TASK DETAILS ▸
Quote, without any change, the line that contains "Extract the structured" and all lines that follow it to the end of the data below.

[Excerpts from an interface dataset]
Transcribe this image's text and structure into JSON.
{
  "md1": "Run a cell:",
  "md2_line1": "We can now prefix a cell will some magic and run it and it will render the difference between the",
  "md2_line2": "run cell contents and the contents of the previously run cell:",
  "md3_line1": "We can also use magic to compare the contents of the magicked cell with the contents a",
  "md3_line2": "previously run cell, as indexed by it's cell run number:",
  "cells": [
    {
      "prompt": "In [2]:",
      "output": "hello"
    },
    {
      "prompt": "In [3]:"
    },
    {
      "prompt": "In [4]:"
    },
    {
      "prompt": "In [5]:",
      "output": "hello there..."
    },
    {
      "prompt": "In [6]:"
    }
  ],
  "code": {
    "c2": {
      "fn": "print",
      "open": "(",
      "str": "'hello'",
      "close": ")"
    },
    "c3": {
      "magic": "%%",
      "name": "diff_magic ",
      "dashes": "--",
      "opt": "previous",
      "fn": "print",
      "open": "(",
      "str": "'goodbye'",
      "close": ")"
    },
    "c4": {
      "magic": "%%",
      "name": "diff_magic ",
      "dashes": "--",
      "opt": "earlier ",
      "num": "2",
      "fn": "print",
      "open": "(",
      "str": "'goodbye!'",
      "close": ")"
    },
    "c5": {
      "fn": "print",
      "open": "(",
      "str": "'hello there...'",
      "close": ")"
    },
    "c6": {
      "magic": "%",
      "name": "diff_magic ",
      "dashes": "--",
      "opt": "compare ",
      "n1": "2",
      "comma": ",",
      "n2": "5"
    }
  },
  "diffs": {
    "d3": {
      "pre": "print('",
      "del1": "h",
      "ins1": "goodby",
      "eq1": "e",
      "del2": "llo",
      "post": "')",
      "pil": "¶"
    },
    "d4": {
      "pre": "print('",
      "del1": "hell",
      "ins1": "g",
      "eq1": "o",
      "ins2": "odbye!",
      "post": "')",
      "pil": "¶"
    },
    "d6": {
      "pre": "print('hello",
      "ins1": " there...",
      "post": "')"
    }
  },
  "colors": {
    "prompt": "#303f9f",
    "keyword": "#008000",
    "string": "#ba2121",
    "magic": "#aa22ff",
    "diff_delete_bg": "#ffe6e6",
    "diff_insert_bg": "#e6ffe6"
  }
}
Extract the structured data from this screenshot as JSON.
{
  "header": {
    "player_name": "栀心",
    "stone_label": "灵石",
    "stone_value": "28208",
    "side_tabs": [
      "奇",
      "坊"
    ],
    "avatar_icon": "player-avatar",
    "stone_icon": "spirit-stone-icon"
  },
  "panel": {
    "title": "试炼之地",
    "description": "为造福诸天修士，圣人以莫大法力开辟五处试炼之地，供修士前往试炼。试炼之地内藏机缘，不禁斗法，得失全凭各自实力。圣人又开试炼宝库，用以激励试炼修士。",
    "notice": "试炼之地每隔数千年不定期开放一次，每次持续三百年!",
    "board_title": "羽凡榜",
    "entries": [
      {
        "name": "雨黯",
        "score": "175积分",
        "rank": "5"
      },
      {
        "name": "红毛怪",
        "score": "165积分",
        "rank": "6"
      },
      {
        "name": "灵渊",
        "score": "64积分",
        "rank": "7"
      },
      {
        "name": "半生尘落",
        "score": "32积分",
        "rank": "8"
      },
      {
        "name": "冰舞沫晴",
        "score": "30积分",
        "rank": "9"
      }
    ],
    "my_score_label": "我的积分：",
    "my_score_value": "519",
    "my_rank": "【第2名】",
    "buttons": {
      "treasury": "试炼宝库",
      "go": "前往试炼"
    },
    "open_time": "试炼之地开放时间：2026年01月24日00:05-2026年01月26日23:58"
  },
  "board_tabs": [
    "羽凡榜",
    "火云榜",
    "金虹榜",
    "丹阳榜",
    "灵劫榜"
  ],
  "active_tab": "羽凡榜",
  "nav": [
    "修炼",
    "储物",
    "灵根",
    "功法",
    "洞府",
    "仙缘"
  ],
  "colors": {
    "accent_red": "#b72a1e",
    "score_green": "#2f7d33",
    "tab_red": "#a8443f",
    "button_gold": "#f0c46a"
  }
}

RESULT OF THE EXERCISE ▸
Extract the structured data from this screenshot as JSON.
{
  "header": {
    "player_name": "栀心",
    "stone_label": "灵石",
    "stone_value": "28208",
    "side_tabs": [
      "奇",
      "坊"
    ],
    "avatar_icon": "player-avatar",
    "stone_icon": "spirit-stone-icon"
  },
  "panel": {
    "title": "试炼之地",
    "description": "为造福诸天修士，圣人以莫大法力开辟五处试炼之地，供修士前往试炼。试炼之地内藏机缘，不禁斗法，得失全凭各自实力。圣人又开试炼宝库，用以激励试炼修士。",
    "notice": "试炼之地每隔数千年不定期开放一次，每次持续三百年!",
    "board_title": "羽凡榜",
    "entries": [
      {
        "name": "雨黯",
        "score": "175积分",
        "rank": "5"
      },
      {
        "name": "红毛怪",
        "score": "165积分",
        "rank": "6"
      },
      {
        "name": "灵渊",
        "score": "64积分",
        "rank": "7"
      },
      {
        "name": "半生尘落",
        "score": "32积分",
        "rank": "8"
      },
      {
        "name": "冰舞沫晴",
        "score": "30积分",
        "rank": "9"
      }
    ],
    "my_score_label": "我的积分：",
    "my_score_value": "519",
    "my_rank": "【第2名】",
    "buttons": {
      "treasury": "试炼宝库",
      "go": "前往试炼"
    },
    "open_time": "试炼之地开放时间：2026年01月24日00:05-2026年01月26日23:58"
  },
  "board_tabs": [
    "羽凡榜",
    "火云榜",
    "金虹榜",
    "丹阳榜",
    "灵劫榜"
  ],
  "active_tab": "羽凡榜",
  "nav": [
    "修炼",
    "储物",
    "灵根",
    "功法",
    "洞府",
    "仙缘"
  ],
  "colors": {
    "accent_red": "#b72a1e",
    "score_green": "#2f7d33",
    "tab_red": "#a8443f",
    "button_gold": "#f0c46a"
  }
}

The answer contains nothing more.